Saturday, May 21, 2011

Goin' Gamblin'

This post was written by Adam.

Planting the last field to corn.

Farming is a risky game that we all play as soon as we put the seed in the ground. No one knows what is going to happen over the very long growing period it takes for the crops to mature. We just recently got finished planing corn and soybeans for the 2011 season. It was a real relief to get done and to finish in a timely manner. I finished planting soybeans on the 18th of May, which is considerably sooner than we finished last year. I didn't even start planting beans last year until the 29th of May, and didn't finish until the 20th of June. That's a whole month sooner this year than last and it gives this year's plants more time to grow and produce more beans.

Planting is very important part of the farming process. It's how the growing season starts for each kernel of corn or every soybean seed. A lot of time, money, and effort is put into giving every seed the chance to emerge and become part of the many that will grow and make grain for us to sell. After everything is planted, it's out of our hands and up to Mother Nature to determine the outcome of the crop. There are so many variables that can affect the way the plants grow and how they turn out in the fall. Too much rain, not enough rain, hail, tornados, heat, and wind are many of the examples that nature can throw at us to affect the crops. Just tonight, we had a storm pass through our area with strong winds, hail and heavy rains and even a few tornados to the south of us. I'm sure every farmer in the area was glued to their television set hoping that the weather would not devastate their newly planted crops. The corn in our area ranges from 2-6 inches tall and is very vulnerable. Hail and strong winds could wipe out a whole field in a matter of minutes. Hopefully in the morning the corn will still be in rows growing like it was the day before.

Planting corn.

Farmers can buy crop insurance to protect their crops against weather and the devastation that can come with it. Every year crops are destroyed by weather and natural disasters and crop insurance helps ease some of the pain. However, there is no feeling to describe seeing your cornfield that has been flattened by wind or shredded by a hailstorm. To a farmer, every corn plant or every soybean plant is important to the final outcome of the crop; that's how we make our living and if the plants get damaged or destroyed, we will not have anything to sell in the fall. Think of it as if every corn plant is a child. 26,000 children per acre and we don't want to lose a single one. Or 155,000 soybean plants per acre and each one is just as important as the next. All the seeds work together to make the final yield when we harvest the crop in the fall.

The three-week-old corn plants at our house.

Planting the first field of beans.

It takes so much money these days to put in a crop. A small example would be going to the craps table at a casino and throwing down $100,000 and having to wait 6 or 7 months to find out if you won or not. Don't get me wrong, I love what I do and wouldn't want to do anything else, but there is a lot in this business that we dont' have control over. There is so much risk that we take on every day that most people outside of this profession don't think about.
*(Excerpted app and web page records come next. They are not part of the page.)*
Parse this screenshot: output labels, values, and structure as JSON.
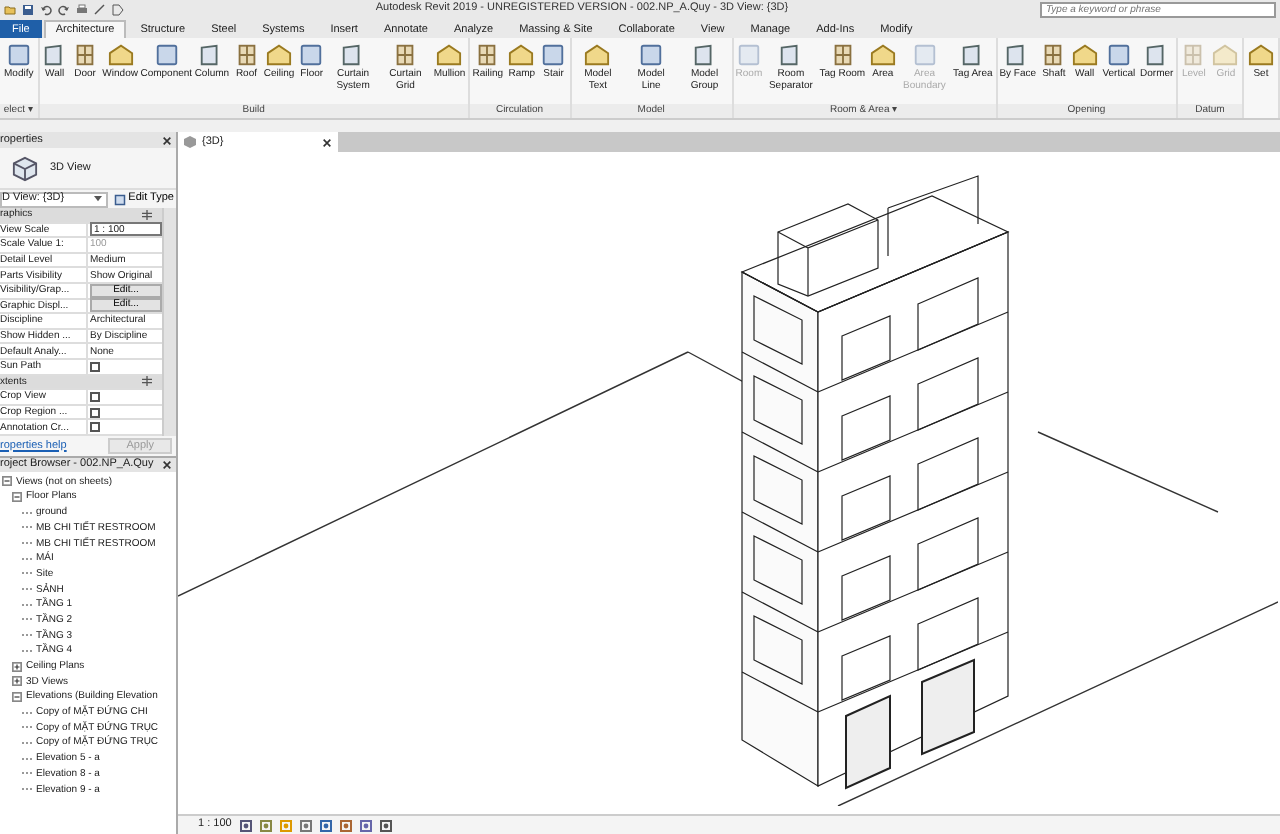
{
  "title_bar": {
    "title": "Autodesk Revit 2019 - UNREGISTERED VERSION - 002.NP_A.Quy - 3D View: {3D}",
    "search": {
      "placeholder": "Type a keyword or phrase"
    }
  },
  "ribbon_tabs": [
    {
      "label": "File",
      "kind": "file",
      "selected": false
    },
    {
      "label": "Architecture",
      "kind": "tab",
      "selected": true
    },
    {
      "label": "Structure",
      "kind": "tab",
      "selected": false
    },
    {
      "label": "Steel",
      "kind": "tab",
      "selected": false
    },
    {
      "label": "Systems",
      "kind": "tab",
      "selected": false
    },
    {
      "label": "Insert",
      "kind": "tab",
      "selected": false
    },
    {
      "label": "Annotate",
      "kind": "tab",
      "selected": false
    },
    {
      "label": "Analyze",
      "kind": "tab",
      "selected": false
    },
    {
      "label": "Massing & Site",
      "kind": "tab",
      "selected": false
    },
    {
      "label": "Collaborate",
      "kind": "tab",
      "selected": false
    },
    {
      "label": "View",
      "kind": "tab",
      "selected": false
    },
    {
      "label": "Manage",
      "kind": "tab",
      "selected": false
    },
    {
      "label": "Add-Ins",
      "kind": "tab",
      "selected": false
    },
    {
      "label": "Modify",
      "kind": "tab",
      "selected": false
    }
  ],
  "ribbon_panels": [
    {
      "label": "elect ▾",
      "tools": [
        {
          "label": "Modify",
          "disabled": false
        }
      ]
    },
    {
      "label": "Build",
      "tools": [
        {
          "label": "Wall",
          "disabled": false
        },
        {
          "label": "Door",
          "disabled": false
        },
        {
          "label": "Window",
          "disabled": false
        },
        {
          "label": "Component",
          "disabled": false
        },
        {
          "label": "Column",
          "disabled": false
        },
        {
          "label": "Roof",
          "disabled": false
        },
        {
          "label": "Ceiling",
          "disabled": false
        },
        {
          "label": "Floor",
          "disabled": false
        },
        {
          "label": "Curtain System",
          "disabled": false
        },
        {
          "label": "Curtain Grid",
          "disabled": false
        },
        {
          "label": "Mullion",
          "disabled": false
        }
      ]
    },
    {
      "label": "Circulation",
      "tools": [
        {
          "label": "Railing",
          "disabled": false
        },
        {
          "label": "Ramp",
          "disabled": false
        },
        {
          "label": "Stair",
          "disabled": false
        }
      ]
    },
    {
      "label": "Model",
      "tools": [
        {
          "label": "Model Text",
          "disabled": false
        },
        {
          "label": "Model Line",
          "disabled": false
        },
        {
          "label": "Model Group",
          "disabled": false
        }
      ]
    },
    {
      "label": "Room & Area ▾",
      "tools": [
        {
          "label": "Room",
          "disabled": true
        },
        {
          "label": "Room Separator",
          "disabled": false
        },
        {
          "label": "Tag Room",
          "disabled": false
        },
        {
          "label": "Area",
          "disabled": false
        },
        {
          "label": "Area Boundary",
          "disabled": true
        },
        {
          "label": "Tag Area",
          "disabled": false
        }
      ]
    },
    {
      "label": "Opening",
      "tools": [
        {
          "label": "By Face",
          "disabled": false
        },
        {
          "label": "Shaft",
          "disabled": false
        },
        {
          "label": "Wall",
          "disabled": false
        },
        {
          "label": "Vertical",
          "disabled": false
        },
        {
          "label": "Dormer",
          "disabled": false
        }
      ]
    },
    {
      "label": "Datum",
      "tools": [
        {
          "label": "Level",
          "disabled": true
        },
        {
          "label": "Grid",
          "disabled": true
        }
      ]
    },
    {
      "tools": [
        {
          "label": "Set",
          "disabled": false
        }
      ]
    }
  ],
  "properties": {
    "title": "roperties",
    "type_selector": {
      "label": "3D View"
    },
    "instance_selector": {
      "value": "D View: {3D}"
    },
    "edit_type_button": "Edit Type",
    "groups": [
      {
        "label": "raphics",
        "rows": [
          {
            "name": "View Scale",
            "kind": "field",
            "value": "1 : 100"
          },
          {
            "name": "Scale Value    1:",
            "kind": "readonly",
            "value": "100"
          },
          {
            "name": "Detail Level",
            "kind": "text",
            "value": "Medium"
          },
          {
            "name": "Parts Visibility",
            "kind": "text",
            "value": "Show Original"
          },
          {
            "name": "Visibility/Grap...",
            "kind": "button",
            "value": "Edit..."
          },
          {
            "name": "Graphic Displ...",
            "kind": "button",
            "value": "Edit..."
          },
          {
            "name": "Discipline",
            "kind": "text",
            "value": "Architectural"
          },
          {
            "name": "Show Hidden ...",
            "kind": "text",
            "value": "By Discipline"
          },
          {
            "name": "Default Analy...",
            "kind": "text",
            "value": "None"
          },
          {
            "name": "Sun Path",
            "kind": "checkbox",
            "checked": false
          }
        ]
      },
      {
        "label": "xtents",
        "rows": [
          {
            "name": "Crop View",
            "kind": "checkbox",
            "checked": false
          },
          {
            "name": "Crop Region ...",
            "kind": "checkbox",
            "checked": false
          },
          {
            "name": "Annotation Cr...",
            "kind": "checkbox",
            "checked": false
          }
        ]
      }
    ],
    "help_link": "roperties help",
    "apply_button": {
      "label": "Apply",
      "disabled": true
    }
  },
  "project_browser": {
    "title": "roject Browser - 002.NP_A.Quy",
    "tree": [
      {
        "label": "Views (not on sheets)",
        "expanded": true,
        "children": [
          {
            "label": "Floor Plans",
            "expanded": true,
            "children": [
              {
                "label": "ground"
              },
              {
                "label": "MB CHI TIẾT RESTROOM"
              },
              {
                "label": "MB CHI TIẾT RESTROOM"
              },
              {
                "label": "MÁI"
              },
              {
                "label": "Site"
              },
              {
                "label": "SẢNH"
              },
              {
                "label": "TẦNG 1"
              },
              {
                "label": "TẦNG 2"
              },
              {
                "label": "TẦNG 3"
              },
              {
                "label": "TẦNG 4"
              }
            ]
          },
          {
            "label": "Ceiling Plans",
            "expanded": false
          },
          {
            "label": "3D Views",
            "expanded": false
          },
          {
            "label": "Elevations (Building Elevation",
            "expanded": true,
            "children": [
              {
                "label": "Copy of MẶT ĐỨNG CHI"
              },
              {
                "label": "Copy of MẶT ĐỨNG TRỤC"
              },
              {
                "label": "Copy of MẶT ĐỨNG TRỤC"
              },
              {
                "label": "Elevation 5 - a"
              },
              {
                "label": "Elevation 8 - a"
              },
              {
                "label": "Elevation 9 - a"
              }
            ]
          }
        ]
      }
    ]
  },
  "view": {
    "tabs": [
      {
        "label": "{3D}",
        "selected": true
      }
    ],
    "scale": "1 : 100"
  }
}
So next the next time you are on your way to the casino, and you see a farmer in the field, remember you are both goin' gamblin.'

1 comment:

  1. Love this post! I tell my farmer hubby all the time that I'm supporting his gambling habit! Nice to know we aren't the only ones who feel that way!


Related Posts Plugin for WordPress, Blogger...